HONG KONG, June 26 (Reuters) - Reduced bank liquidity in China’s onshore loan market is pushing up loan pricing as the country’s banks try to curb lending after last week’s credit crunch in the interbank market and stock market slump, loan bankers said on Wednesday.
Some Chinese state-owned and commercial banks have already asked borrowers to increase the interest margins of existing loans or renegotiate the margins on deals in the pipeline after the People’s Bank of China (PBOC) said that the onus was on lenders to better manage their balance sheets.
“We will temporarily increase pricing of loans that haven’t been drawn or fully drawn yet. It applies to all clients,” a Beijing-based banker at a Chinese commercial bank said.
The policy change could push more Chinese companies into borrowing in the offshore loan market to access cheaper and more readily available funds, bankers said.
It could also affect Chinese banks’ appetite for and ability to participate in syndicated loans for Asian companies.
China’s money markets spiked last week after authorities allowed cash market conditions to tighten.
The average overnight Shanghai Interbank Offered Rate (SHIBOR), the average interbank lending rate offered by 18 Chinese commercial banks, rose to 13.4 percent last Thursday, while the one-week repo rate in China’s money market climbed to 11.2 percent, the highest in 10 years.
One of China’s “big four” state-owned banks - Agricultural Bank of China, Bank of China, China Construction Bank and Industrial & Commercial Bank of China - issued an internal note asking for higher margins on loans that had not been drawn yet immediately after last week’s cash crunch, a Shanghai-based source at the bank.
Another major Chinese commercial bank asked all branches to only allow borrowers that agree to increase loan margins to 130-140 percent of the PBOC rate to draw funds in a video conference late last week, a source at the bank’s Beijing branch said, a move which could cut smaller companies out of the market.
“Bigger companies need more funds and tend to agree with it, but the smaller ones will not draw funds at this time because they can’t afford it,” the Beijing-based commercial banker said.
Another loan banker at a city commercial bank said that the bank is only able to release funds to borrowers that pay more than 100 percent of the PBOC rate.
Bankers said that it is common practise for Chinese banks to prioritise deals with higher returns in times of reduced liquidity and that the increase in pricing is likely to be temporary until market conditions readjust.

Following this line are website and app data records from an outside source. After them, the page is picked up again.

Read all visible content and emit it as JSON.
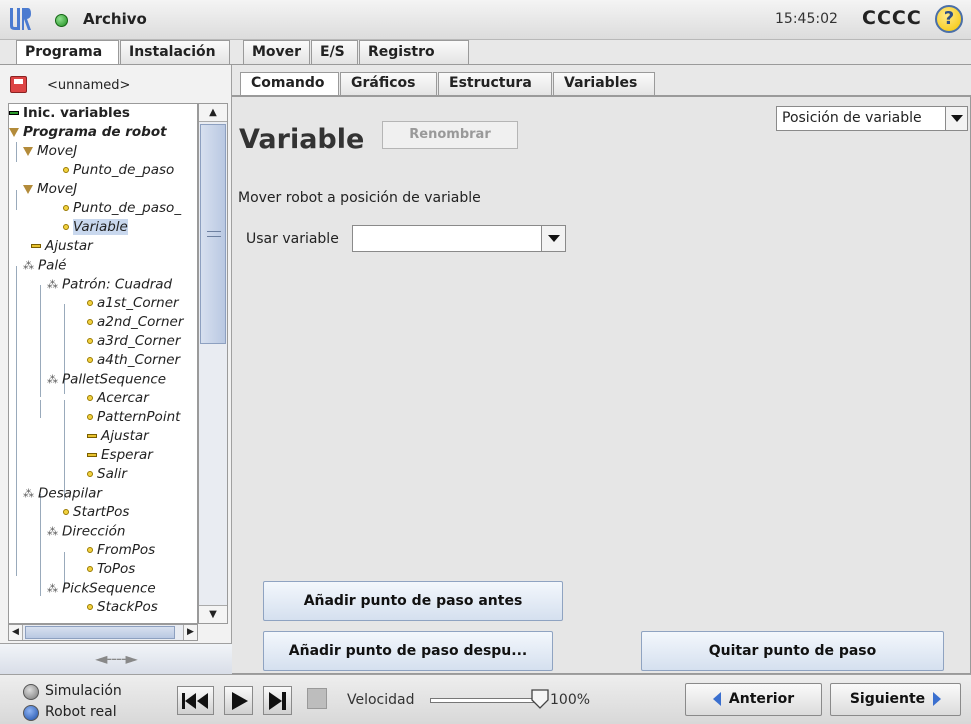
{
  "titlebar": {
    "app_title": "Archivo",
    "clock": "15:45:02",
    "robot_name": "CCCC",
    "help_label": "?"
  },
  "top_tabs": [
    "Programa",
    "Instalación",
    "Mover",
    "E/S",
    "Registro"
  ],
  "file": {
    "name": "<unnamed>"
  },
  "tree": [
    {
      "label": "Inic. variables"
    },
    {
      "label": "Programa de robot"
    },
    {
      "label": "MoveJ"
    },
    {
      "label": "Punto_de_paso"
    },
    {
      "label": "MoveJ"
    },
    {
      "label": "Punto_de_paso_"
    },
    {
      "label": "Variable"
    },
    {
      "label": "Ajustar"
    },
    {
      "label": "Palé"
    },
    {
      "label": "Patrón: Cuadrad"
    },
    {
      "label": "a1st_Corner"
    },
    {
      "label": "a2nd_Corner"
    },
    {
      "label": "a3rd_Corner"
    },
    {
      "label": "a4th_Corner"
    },
    {
      "label": "PalletSequence"
    },
    {
      "label": "Acercar"
    },
    {
      "label": "PatternPoint"
    },
    {
      "label": "Ajustar"
    },
    {
      "label": "Esperar"
    },
    {
      "label": "Salir"
    },
    {
      "label": "Desapilar"
    },
    {
      "label": "StartPos"
    },
    {
      "label": "Dirección"
    },
    {
      "label": "FromPos"
    },
    {
      "label": "ToPos"
    },
    {
      "label": "PickSequence"
    },
    {
      "label": "StackPos"
    }
  ],
  "collapse_label": "◄----►",
  "sub_tabs": [
    "Comando",
    "Gráficos",
    "Estructura",
    "Variables"
  ],
  "command": {
    "heading": "Variable",
    "rename_label": "Renombrar",
    "position_select": "Posición de variable",
    "description": "Mover robot a posición de variable",
    "use_variable_label": "Usar variable",
    "use_variable_value": "",
    "add_before_label": "Añadir punto de paso antes",
    "add_after_label": "Añadir punto de paso despu...",
    "remove_label": "Quitar punto de paso"
  },
  "bottom": {
    "simulation_label": "Simulación",
    "real_robot_label": "Robot real",
    "speed_label": "Velocidad",
    "speed_value": "100%",
    "speed_fraction": 1.0,
    "prev_label": "Anterior",
    "next_label": "Siguiente"
  },
  "colors": {
    "accent_blue": "#3a6fcf",
    "status_green": "#1f8f1f",
    "selected_bg": "#c9d8ee"
  }
}
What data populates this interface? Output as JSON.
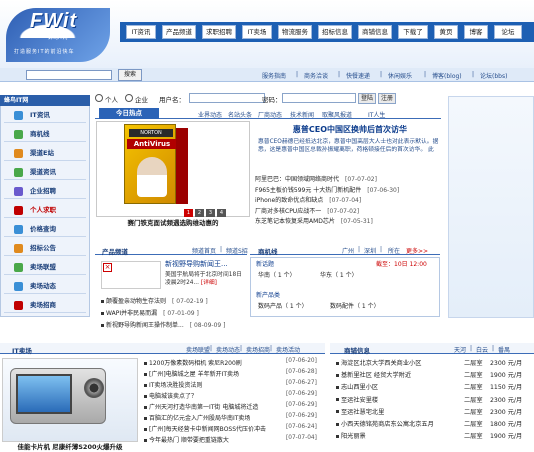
{
  "header": {
    "logo_text": "FWit",
    "logo_sub": "蜂鸟IT网",
    "logo_tag": "打造服务IT的前沿快车",
    "nav": [
      "IT资讯",
      "产品频道",
      "求职招聘",
      "IT卖场",
      "物流服务",
      "招标信息",
      "商铺信息",
      "下载了",
      "黄页",
      "博客",
      "论坛"
    ]
  },
  "subnav": {
    "search_placeholder": "",
    "search_button": "搜索",
    "links": [
      "服务指南",
      "|",
      "商务洽谈",
      "|",
      "快餐速递",
      "|",
      "休闲娱乐",
      "|",
      "博客(blog)",
      "|",
      "论坛(bbs)"
    ]
  },
  "sidebar": {
    "title": "蜂鸟IT网",
    "items": [
      {
        "label": "IT资讯",
        "color": "#3a8fd6"
      },
      {
        "label": "商机线",
        "color": "#4aa84a"
      },
      {
        "label": "渠道E站",
        "color": "#e08a1e"
      },
      {
        "label": "渠道资讯",
        "color": "#4aa84a"
      },
      {
        "label": "企业招聘",
        "color": "#6a5acd"
      },
      {
        "label": "个人求职",
        "color": "#c00000"
      },
      {
        "label": "价格查询",
        "color": "#3a8fd6"
      },
      {
        "label": "招标公告",
        "color": "#e08a1e"
      },
      {
        "label": "卖场联盟",
        "color": "#4aa84a"
      },
      {
        "label": "卖场动态",
        "color": "#3a8fd6"
      },
      {
        "label": "卖场招商",
        "color": "#c00000"
      }
    ]
  },
  "login": {
    "radio_personal": "个人",
    "radio_company": "企业",
    "username_label": "用户名：",
    "password_label": "密码：",
    "login_button": "登陆",
    "register_button": "注册"
  },
  "today": {
    "tab": "今日热点",
    "links": [
      "业界动态",
      "名站头条",
      "厂商动态",
      "技术新闻",
      "取聚风报道",
      "IT人生"
    ],
    "box_brand": "NORTON",
    "box_product": "AntiVirus",
    "caption": "赛门铁克面试频遇选购维动惠的",
    "dots": [
      "1",
      "2",
      "3",
      "4"
    ],
    "feature_title": "惠普CEO中国区换帅后首次访华",
    "feature_desc": "惠普CEO赫德已经抵达北京，惠普中国高层大人士也对此表示默认。据悉，这是惠普中国区总裁孙振耀离职，荷格顿接任后的首次访华。 此",
    "news": [
      {
        "title": "阿里巴巴：中国领域网络商时代",
        "date": "[07-07-02]"
      },
      {
        "title": "F965主板价钱599元 十大热门新机配件",
        "date": "[07-06-30]"
      },
      {
        "title": "iPhone的致命优点和缺点",
        "date": "[07-07-04]"
      },
      {
        "title": "厂商对多核CPU应战不一",
        "date": "[07-07-02]"
      },
      {
        "title": "东芝笔记本恢复采用AMD芯片",
        "date": "[07-05-31]"
      }
    ]
  },
  "product": {
    "title": "产品频道",
    "links": [
      "频道首页",
      "|",
      "频道S招"
    ],
    "headline": "新视野导购新闻王...",
    "desc": "美国宇航局将于北京时间18日凌晨2时24...",
    "detail": "[详细]",
    "list": [
      {
        "title": "颠覆盈亲动物生存法则",
        "date": "[ 07-02-19 ]"
      },
      {
        "title": "WAPI并非民易而漏",
        "date": "[ 07-01-09 ]"
      },
      {
        "title": "新视野导购新闻王操作制单...",
        "date": "[ 08-09-09 ]"
      }
    ]
  },
  "shop": {
    "title": "商机线",
    "links": [
      "广州",
      "|",
      "深圳",
      "|",
      "所在",
      "更多>>"
    ],
    "label_new": "新话题",
    "new_time": "截至：10日 12:00",
    "row1": [
      "华南（ 1 个）",
      "华东（ 1 个）"
    ],
    "label_new2": "新产品类",
    "row2": [
      "数码产品（ 1 个）",
      "数码配件（ 1 个）"
    ]
  },
  "it_market": {
    "title": "IT卖场",
    "links": [
      "卖场联盟",
      "|",
      "卖场动态",
      "|",
      "卖场招商",
      "|",
      "卖场活动"
    ],
    "caption": "佳能卡片机 尼康纤薄S200火爆升级",
    "news": [
      {
        "title": "1200万像素数码相机 索尼R200刷",
        "date": "[07-06-20]"
      },
      {
        "title": "[广州]电脑城之屋 羊年新开IT卖场",
        "date": "[07-06-28]"
      },
      {
        "title": "IT卖场决胜投资法则",
        "date": "[07-06-27]"
      },
      {
        "title": "电脑城该卖点了？",
        "date": "[07-06-29]"
      },
      {
        "title": "广州天河打造华南第一IT街 电脑城将迁造",
        "date": "[07-06-29]"
      },
      {
        "title": "百脑汇的亿元金入广州股局华南IT卖场",
        "date": "[07-06-29]"
      },
      {
        "title": "[广州]每天经营卡中新闻网BOSS代压价冲击",
        "date": "[07-06-24]"
      },
      {
        "title": "今年最热门 顺带要把重链散大",
        "date": "[07-07-04]"
      }
    ]
  },
  "market": {
    "title": "商铺信息",
    "links": [
      "天河",
      "|",
      "白云",
      "|",
      "番禺"
    ],
    "rows": [
      {
        "name": "海淀区北京大学西关商业小区",
        "floor": "二层室",
        "price": "2300 元/月"
      },
      {
        "name": "基新里社区 经贸大学附近",
        "floor": "二层室",
        "price": "1900 元/月"
      },
      {
        "name": "志山西里小区",
        "floor": "二层室",
        "price": "1150 元/月"
      },
      {
        "name": "至运社安里楼",
        "floor": "二层室",
        "price": "2300 元/月"
      },
      {
        "name": "至运社慧宅北里",
        "floor": "二层室",
        "price": "2300 元/月"
      },
      {
        "name": "小西天德铭苑商店东公寓北京五月",
        "floor": "二层室",
        "price": "1800 元/月"
      },
      {
        "name": "阳光丽景",
        "floor": "二层室",
        "price": "1900 元/月"
      }
    ]
  }
}
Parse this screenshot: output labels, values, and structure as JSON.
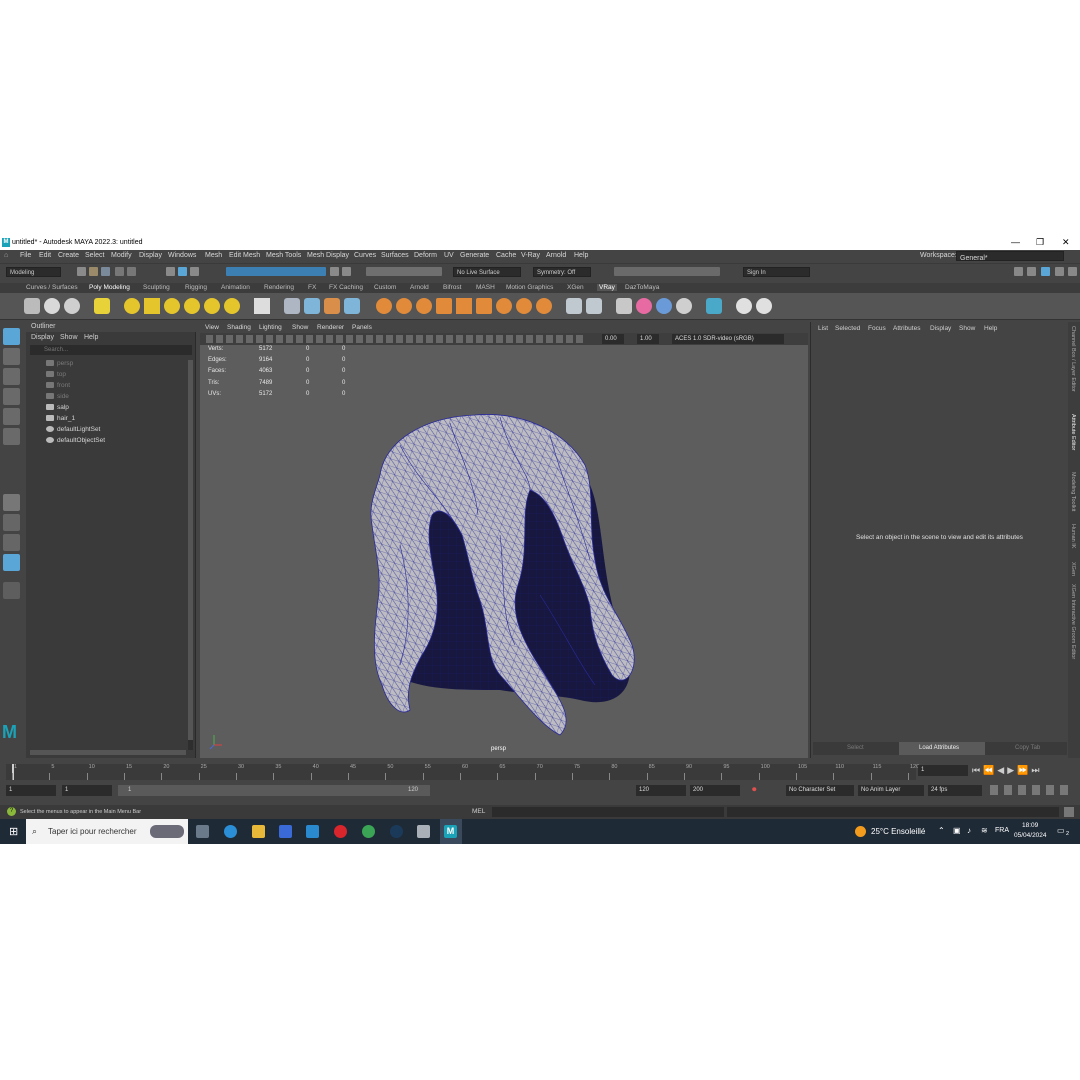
{
  "window": {
    "title": "untitled* - Autodesk MAYA 2022.3: untitled",
    "logo_letter": "M",
    "controls": [
      "—",
      "❐",
      "✕"
    ]
  },
  "menubar": {
    "items": [
      "File",
      "Edit",
      "Create",
      "Select",
      "Modify",
      "Display",
      "Windows",
      "Mesh",
      "Edit Mesh",
      "Mesh Tools",
      "Mesh Display",
      "Curves",
      "Surfaces",
      "Deform",
      "UV",
      "Generate",
      "Cache",
      "V-Ray",
      "Arnold",
      "Help"
    ],
    "workspace_label": "Workspace:",
    "workspace_value": "General*"
  },
  "toolbar": {
    "mode": "Modeling",
    "live_surface": "No Live Surface",
    "symmetry": "Symmetry: Off",
    "sign_in": "Sign In"
  },
  "shelf": {
    "tabs": [
      "Curves / Surfaces",
      "Poly Modeling",
      "Sculpting",
      "Rigging",
      "Animation",
      "Rendering",
      "FX",
      "FX Caching",
      "Custom",
      "Arnold",
      "Bifrost",
      "MASH",
      "Motion Graphics",
      "XGen",
      "VRay",
      "DazToMaya"
    ],
    "active_tab": "VRay"
  },
  "outliner": {
    "title": "Outliner",
    "menu": [
      "Display",
      "Show",
      "Help"
    ],
    "search_placeholder": "Search...",
    "items": [
      {
        "label": "persp",
        "dim": true,
        "icon": "camera-icon"
      },
      {
        "label": "top",
        "dim": true,
        "icon": "camera-icon"
      },
      {
        "label": "front",
        "dim": true,
        "icon": "camera-icon"
      },
      {
        "label": "side",
        "dim": true,
        "icon": "camera-icon"
      },
      {
        "label": "salp",
        "dim": false,
        "icon": "mesh-icon"
      },
      {
        "label": "hair_1",
        "dim": false,
        "icon": "mesh-icon"
      },
      {
        "label": "defaultLightSet",
        "dim": false,
        "icon": "set-icon"
      },
      {
        "label": "defaultObjectSet",
        "dim": false,
        "icon": "set-icon"
      }
    ]
  },
  "viewport": {
    "menu": [
      "View",
      "Shading",
      "Lighting",
      "Show",
      "Renderer",
      "Panels"
    ],
    "exposure": "0.00",
    "gamma": "1.00",
    "color_space": "ACES 1.0 SDR-video (sRGB)",
    "camera_label": "persp",
    "hud": [
      {
        "label": "Verts:",
        "v1": "5172",
        "v2": "0",
        "v3": "0"
      },
      {
        "label": "Edges:",
        "v1": "9164",
        "v2": "0",
        "v3": "0"
      },
      {
        "label": "Faces:",
        "v1": "4063",
        "v2": "0",
        "v3": "0"
      },
      {
        "label": "Tris:",
        "v1": "7489",
        "v2": "0",
        "v3": "0"
      },
      {
        "label": "UVs:",
        "v1": "5172",
        "v2": "0",
        "v3": "0"
      }
    ]
  },
  "attribute_editor": {
    "menu": [
      "List",
      "Selected",
      "Focus",
      "Attributes",
      "Display",
      "Show",
      "Help"
    ],
    "message": "Select an object in the scene to view and edit its attributes",
    "buttons": [
      "Select",
      "Load Attributes",
      "Copy Tab"
    ]
  },
  "side_tabs": [
    "Channel Box / Layer Editor",
    "Attribute Editor",
    "Modeling Toolkit",
    "Human IK",
    "XGen",
    "XGen Interactive Groom Editor"
  ],
  "timeline": {
    "ticks": [
      "1",
      "5",
      "10",
      "15",
      "20",
      "25",
      "30",
      "35",
      "40",
      "45",
      "50",
      "55",
      "60",
      "65",
      "70",
      "75",
      "80",
      "85",
      "90",
      "95",
      "100",
      "105",
      "110",
      "115",
      "120"
    ],
    "current_frame": "1"
  },
  "range": {
    "start": "1",
    "inner_start": "1",
    "slider_start": "1",
    "slider_end": "120",
    "end": "120",
    "outer_end": "200",
    "character_set": "No Character Set",
    "anim_layer": "No Anim Layer",
    "fps": "24 fps"
  },
  "commandline": {
    "help_text": "Select the menus to appear in the Main Menu Bar",
    "lang": "MEL"
  },
  "taskbar": {
    "search_placeholder": "Taper ici pour rechercher",
    "weather": "25°C  Ensoleillé",
    "lang": "FRA",
    "time": "18:09",
    "date": "05/04/2024",
    "notif_count": "2"
  },
  "colors": {
    "panel": "#444444",
    "viewport_bg": "#5d5d5d",
    "accent": "#5aa6d6",
    "wire": "#2a2a9a",
    "taskbar": "#1f2a37"
  }
}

“When liquidity is tight in the market, banks always give priority to those who pay higher margins,” the source said. “This is when banks gain more bargaining power.”
The change in policy means that small and mid-sized banks are likely to restrict lending and banks trying to limit credit will prioritise lending to companies with strong credit profiles over riskier firms, Moody’s said in a report on June 24.
Money market fluctuations could also temporarily hit some foreign banks’ ability to lend as they rely on China’s interbank market for renminbi liquidity.
Toyota Motor Finance (China) Co Ltd recently postponed the drawdown date on its 1 billion renminbi dual-tranche revolving credit to early July from the end of June, sources said, adding that the delay could have been a result of banks’ tightened liquidity.
“We suspect that some lenders might have problem providing the funds,” another source said. (Editing by Tessa Walsh)